--- RECORDS PROVIDED Enclosed Below ---
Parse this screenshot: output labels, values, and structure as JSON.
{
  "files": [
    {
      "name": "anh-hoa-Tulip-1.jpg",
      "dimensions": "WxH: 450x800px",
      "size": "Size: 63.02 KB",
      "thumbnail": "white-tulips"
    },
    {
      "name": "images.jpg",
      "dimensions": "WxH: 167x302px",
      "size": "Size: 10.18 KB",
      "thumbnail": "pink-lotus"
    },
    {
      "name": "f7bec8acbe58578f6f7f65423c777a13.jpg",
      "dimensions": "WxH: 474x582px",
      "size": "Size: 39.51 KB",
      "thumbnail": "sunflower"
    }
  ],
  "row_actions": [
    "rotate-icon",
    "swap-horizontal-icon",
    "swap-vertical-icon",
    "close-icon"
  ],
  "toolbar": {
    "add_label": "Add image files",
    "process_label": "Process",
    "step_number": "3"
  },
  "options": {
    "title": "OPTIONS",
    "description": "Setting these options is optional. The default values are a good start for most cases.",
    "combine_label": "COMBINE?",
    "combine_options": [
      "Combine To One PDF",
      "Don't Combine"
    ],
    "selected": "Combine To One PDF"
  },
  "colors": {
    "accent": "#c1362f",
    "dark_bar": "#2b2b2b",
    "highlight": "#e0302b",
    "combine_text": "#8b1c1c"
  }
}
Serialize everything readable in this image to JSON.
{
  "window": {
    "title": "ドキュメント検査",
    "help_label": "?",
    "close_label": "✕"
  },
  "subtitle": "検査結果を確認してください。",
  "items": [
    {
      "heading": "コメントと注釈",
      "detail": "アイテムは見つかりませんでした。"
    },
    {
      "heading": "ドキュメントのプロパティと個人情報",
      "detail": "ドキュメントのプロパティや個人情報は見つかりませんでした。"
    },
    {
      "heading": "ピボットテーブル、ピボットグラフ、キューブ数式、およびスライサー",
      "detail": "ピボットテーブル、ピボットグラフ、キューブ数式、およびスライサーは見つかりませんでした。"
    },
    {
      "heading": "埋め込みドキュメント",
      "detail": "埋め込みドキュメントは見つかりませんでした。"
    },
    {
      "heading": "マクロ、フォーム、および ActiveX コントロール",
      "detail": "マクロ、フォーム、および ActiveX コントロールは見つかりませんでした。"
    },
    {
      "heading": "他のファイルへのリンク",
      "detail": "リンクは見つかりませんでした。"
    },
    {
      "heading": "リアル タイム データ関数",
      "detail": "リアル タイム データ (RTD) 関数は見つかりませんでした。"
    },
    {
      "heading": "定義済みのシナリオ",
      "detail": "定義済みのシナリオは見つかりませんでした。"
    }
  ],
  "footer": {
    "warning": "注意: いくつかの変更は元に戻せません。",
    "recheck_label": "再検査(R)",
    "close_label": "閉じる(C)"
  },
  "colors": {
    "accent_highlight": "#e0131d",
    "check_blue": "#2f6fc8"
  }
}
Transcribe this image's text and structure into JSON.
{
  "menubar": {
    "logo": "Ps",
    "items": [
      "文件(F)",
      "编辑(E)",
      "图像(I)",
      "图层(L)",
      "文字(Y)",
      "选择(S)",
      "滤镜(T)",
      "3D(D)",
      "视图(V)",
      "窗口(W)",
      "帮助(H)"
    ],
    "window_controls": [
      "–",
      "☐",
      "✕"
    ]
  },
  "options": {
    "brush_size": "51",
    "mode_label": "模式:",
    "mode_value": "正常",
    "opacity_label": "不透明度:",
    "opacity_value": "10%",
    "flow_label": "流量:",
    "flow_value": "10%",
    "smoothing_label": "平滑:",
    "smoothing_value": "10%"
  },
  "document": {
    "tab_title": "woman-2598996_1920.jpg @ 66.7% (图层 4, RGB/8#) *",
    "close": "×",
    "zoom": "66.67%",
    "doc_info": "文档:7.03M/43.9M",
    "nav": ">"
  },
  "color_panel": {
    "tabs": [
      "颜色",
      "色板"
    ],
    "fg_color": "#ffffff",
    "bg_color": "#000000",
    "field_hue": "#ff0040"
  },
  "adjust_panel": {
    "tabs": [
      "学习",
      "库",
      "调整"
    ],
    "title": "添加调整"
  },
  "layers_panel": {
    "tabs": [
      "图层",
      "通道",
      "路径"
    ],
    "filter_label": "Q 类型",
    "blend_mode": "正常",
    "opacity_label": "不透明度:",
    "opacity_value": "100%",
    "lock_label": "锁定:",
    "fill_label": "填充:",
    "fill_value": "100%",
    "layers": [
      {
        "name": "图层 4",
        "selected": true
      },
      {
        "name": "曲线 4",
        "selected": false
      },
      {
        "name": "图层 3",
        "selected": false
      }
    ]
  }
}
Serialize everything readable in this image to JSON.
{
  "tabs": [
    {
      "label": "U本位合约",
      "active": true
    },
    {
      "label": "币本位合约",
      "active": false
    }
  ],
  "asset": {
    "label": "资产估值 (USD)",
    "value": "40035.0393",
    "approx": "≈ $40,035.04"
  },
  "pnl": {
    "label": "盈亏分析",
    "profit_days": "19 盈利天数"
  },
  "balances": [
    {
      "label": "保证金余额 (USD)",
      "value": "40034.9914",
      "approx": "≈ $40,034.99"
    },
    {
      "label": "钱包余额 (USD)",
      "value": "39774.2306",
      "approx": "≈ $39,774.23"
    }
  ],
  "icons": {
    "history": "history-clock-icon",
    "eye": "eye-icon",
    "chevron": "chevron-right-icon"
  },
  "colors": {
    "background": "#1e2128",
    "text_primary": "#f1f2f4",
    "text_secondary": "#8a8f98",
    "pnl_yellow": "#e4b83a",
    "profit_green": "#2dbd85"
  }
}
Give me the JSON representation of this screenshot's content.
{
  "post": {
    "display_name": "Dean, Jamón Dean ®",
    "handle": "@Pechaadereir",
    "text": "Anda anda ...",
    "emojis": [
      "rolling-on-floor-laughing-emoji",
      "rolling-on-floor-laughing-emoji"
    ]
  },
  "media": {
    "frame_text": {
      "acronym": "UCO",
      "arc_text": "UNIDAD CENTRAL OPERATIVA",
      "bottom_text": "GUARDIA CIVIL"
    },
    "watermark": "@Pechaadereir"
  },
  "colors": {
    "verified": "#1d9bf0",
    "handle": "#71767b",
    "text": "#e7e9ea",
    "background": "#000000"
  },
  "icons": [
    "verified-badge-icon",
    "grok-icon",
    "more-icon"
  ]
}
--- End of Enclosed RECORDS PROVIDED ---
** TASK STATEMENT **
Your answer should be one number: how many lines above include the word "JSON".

** TASK OUTPUT **
5